What is clear, nonetheless, is that the stability of party politics at the national level is being fractured under the pressure of Europe’s political integration. As the power of the EU continues to grow, the credibility of the governments of the member states weakens. National political parties look increasingly hapless. Political parties at the EU level, meanwhile, have not come to the rescue. They remain superficial adjuncts to the party groups in the European Parliament, commanding no loyalty, hidden from public view, and forbidden — yes, by EU law ! — from playing any direct role in the European Parliamentary election campaign. 

The concept of leadership in and of the European Union continues to be elusive. The pretentions of those European political parties to promote their own Spitzenkandidaten to top jobs in the EU institutions is wearing mighty thin. As in previous years, and as the Treaty on European Union says [Article 17(7)], the nomination of the next Commission President will be made by the European Council. 

The favourite candidate is Ursula von der Leyen, seeking a second term. Although her candidacy will be trumpeted by the European People’s Party, her affiliation to the EPP is secondary to her primary loyalty to the club of the European Council. Indeed, she can be expected to distance herself as far as possible from partisan activity on behalf of the EPP during the election campaign. Her main preoccupation, after all, will be to secure an absolute majority of the members of the new Parliament of 720 MEPs. The magic number, therefore, is 361 positive votes by secret ballot (abstentions will not help her across the threshold). 

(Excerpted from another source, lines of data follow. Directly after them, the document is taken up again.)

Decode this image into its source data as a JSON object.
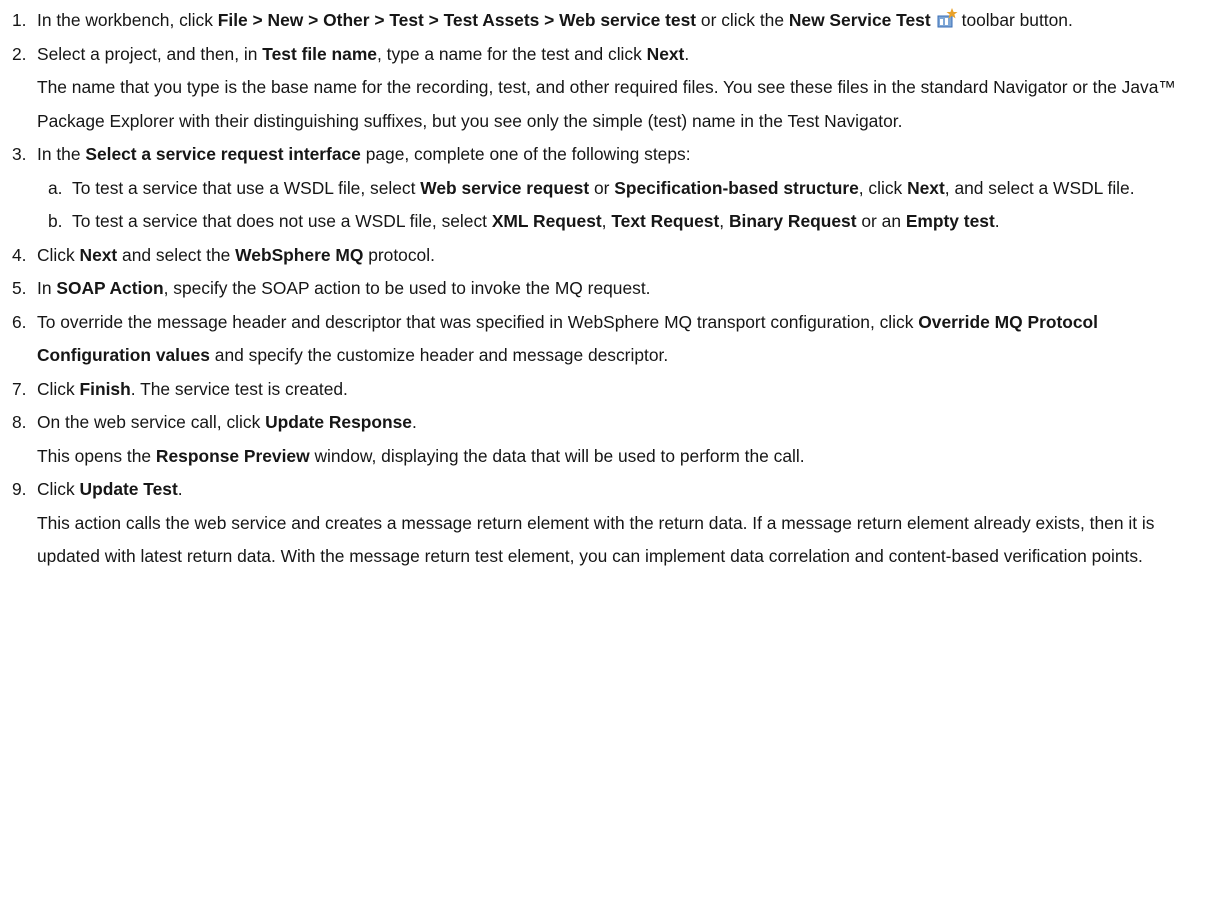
{
  "steps": [
    {
      "num": "1.",
      "text": [
        "In the workbench, click ",
        {
          "b": "File > New > Other > Test > Test Assets > Web service test"
        },
        " or click the ",
        {
          "b": "New Service Test"
        },
        {
          "icon": "new-service-test-icon"
        },
        "toolbar button."
      ]
    },
    {
      "num": "2.",
      "text": [
        "Select a project, and then, in ",
        {
          "b": "Test file name"
        },
        ", type a name for the test and click ",
        {
          "b": "Next"
        },
        "."
      ],
      "note": "The name that you type is the base name for the recording, test, and other required files. You see these files in the standard Navigator or the Java™ Package Explorer with their distinguishing suffixes, but you see only the simple (test) name in the Test Navigator."
    },
    {
      "num": "3.",
      "text": [
        "In the ",
        {
          "b": "Select a service request interface"
        },
        " page, complete one of the following steps:"
      ],
      "sub": [
        {
          "num": "a.",
          "text": [
            "To test a service that use a WSDL file, select ",
            {
              "b": "Web service request"
            },
            " or ",
            {
              "b": "Specification-based structure"
            },
            ", click ",
            {
              "b": "Next"
            },
            ", and select a WSDL file."
          ]
        },
        {
          "num": "b.",
          "text": [
            "To test a service that does not use a WSDL file, select ",
            {
              "b": "XML Request"
            },
            ", ",
            {
              "b": "Text Request"
            },
            ", ",
            {
              "b": "Binary Request"
            },
            " or an ",
            {
              "b": "Empty test"
            },
            "."
          ]
        }
      ]
    },
    {
      "num": "4.",
      "text": [
        "Click ",
        {
          "b": "Next"
        },
        " and select the ",
        {
          "b": "WebSphere MQ"
        },
        " protocol."
      ]
    },
    {
      "num": "5.",
      "text": [
        "In ",
        {
          "b": "SOAP Action"
        },
        ", specify the SOAP action to be used to invoke the MQ request."
      ]
    },
    {
      "num": "6.",
      "text": [
        "To override the message header and descriptor that was specified in WebSphere MQ transport configuration, click ",
        {
          "b": "Override MQ Protocol Configuration values"
        },
        " and specify the customize header and message descriptor."
      ]
    },
    {
      "num": "7.",
      "text": [
        "Click ",
        {
          "b": "Finish"
        },
        ". The service test is created."
      ]
    },
    {
      "num": "8.",
      "text": [
        "On the web service call, click ",
        {
          "b": "Update Response"
        },
        "."
      ],
      "note_rich": [
        "This opens the ",
        {
          "b": "Response Preview"
        },
        " window, displaying the data that will be used to perform the call."
      ]
    },
    {
      "num": "9.",
      "text": [
        "Click ",
        {
          "b": "Update Test"
        },
        "."
      ],
      "note": "This action calls the web service and creates a message return element with the return data. If a message return element already exists, then it is updated with latest return data. With the message return test element, you can implement data correlation and content-based verification points."
    }
  ],
  "colors": {
    "text": "#161616",
    "icon_accent": "#e8a12a",
    "icon_blue": "#3a6db5"
  }
}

Simon Hix and his colleagues for the European Council on Foreign Relations forecast that the alliance of Christian Democrats (EPP), Social Democrats (S&D) and Liberals (Renew) which formed the bulk of von der Leyen’s slim majority in 2019 will only achieve 390 seats in the new Parliament. The poll of polls by, being slightly more generous to the Socialists and Liberals, currently projects a total of 395 seats for these three main ‘pro-European’ groups. Overall, however, the three are likely to shrink from holding nearly two-thirds of the total seats in the current House to just over half after the elections. 

Hanging over proceedings will be the memory of 2019 when von der Leyen only scraped through by 8 votes. Although her candidacy may be again officially supported by those groups, their cohesion is less impressive than it looks. In 2019, when it came to the secret vote in plenary session to elect von der Leyen, the three lost 13% of their members. A similar number of votes was lost in the election of Jean-Claude Juncker in 2014. If that spillage is repeated this year, on current projections von der Leyen will be at least 20 votes short of the 361 votes she needs to get re-elected. 

In 2019, Ursula von der Leyen had the relative advantage of being a rather unknown quantity on the European stage. After five years of active and sometimes controversial leadership of the Commission, she has less space to hide. We know that the EPP is not fully behind her: the French Républicains already declare she is not their candidate. There may be several German FDP and SDP MEPs who wonder why they are expected to support the champion of the CDU-CSU for another Brussels term. Many non-conservatives may simply decide it’s time for a change. On present trends, von der Leyen cannot expect much help from the Greens. Federalists may doubt her commitment to constitutional reform. 

If Parliament were to reject von der Leyen, the European Council will have one month to come up with another nomination. A good President of the European Council would already have another candidate up his sleeve. Someone more centrist. Obviously not German. Top administrative skills. Fluent English. Tact. Courage. Integrity. European vocation. GSOH. Ideas, anyone?

Andrew Duff is a former Member of the European Parliament and is a Senior Fellow at the European Policy Centre. @AndrewDuffEU

The views expressed in this blog post are the position of the author and not necessarily those of the Brexit Institute blog.